### Required action
Reprint the whole of the data exactly.

=== Begin Enclosure ===

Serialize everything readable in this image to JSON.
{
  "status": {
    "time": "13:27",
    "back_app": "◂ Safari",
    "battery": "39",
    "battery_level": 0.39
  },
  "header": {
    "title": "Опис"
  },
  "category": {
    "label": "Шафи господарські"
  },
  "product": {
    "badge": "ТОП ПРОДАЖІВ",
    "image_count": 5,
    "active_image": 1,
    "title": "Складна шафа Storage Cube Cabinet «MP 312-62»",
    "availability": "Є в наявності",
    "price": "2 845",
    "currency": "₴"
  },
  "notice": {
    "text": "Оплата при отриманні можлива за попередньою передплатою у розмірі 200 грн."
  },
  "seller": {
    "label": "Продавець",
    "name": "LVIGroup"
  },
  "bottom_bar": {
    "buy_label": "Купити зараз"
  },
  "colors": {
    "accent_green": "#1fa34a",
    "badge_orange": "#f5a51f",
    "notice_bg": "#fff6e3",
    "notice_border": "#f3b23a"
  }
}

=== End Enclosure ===

### Completed exercise
Serialize everything readable in this image to JSON.
{
  "status": {
    "time": "13:27",
    "back_app": "◂ Safari",
    "battery": "39",
    "battery_level": 0.39
  },
  "header": {
    "title": "Опис"
  },
  "category": {
    "label": "Шафи господарські"
  },
  "product": {
    "badge": "ТОП ПРОДАЖІВ",
    "image_count": 5,
    "active_image": 1,
    "title": "Складна шафа Storage Cube Cabinet «MP 312-62»",
    "availability": "Є в наявності",
    "price": "2 845",
    "currency": "₴"
  },
  "notice": {
    "text": "Оплата при отриманні можлива за попередньою передплатою у розмірі 200 грн."
  },
  "seller": {
    "label": "Продавець",
    "name": "LVIGroup"
  },
  "bottom_bar": {
    "buy_label": "Купити зараз"
  },
  "colors": {
    "accent_green": "#1fa34a",
    "badge_orange": "#f5a51f",
    "notice_bg": "#fff6e3",
    "notice_border": "#f3b23a"
  }
}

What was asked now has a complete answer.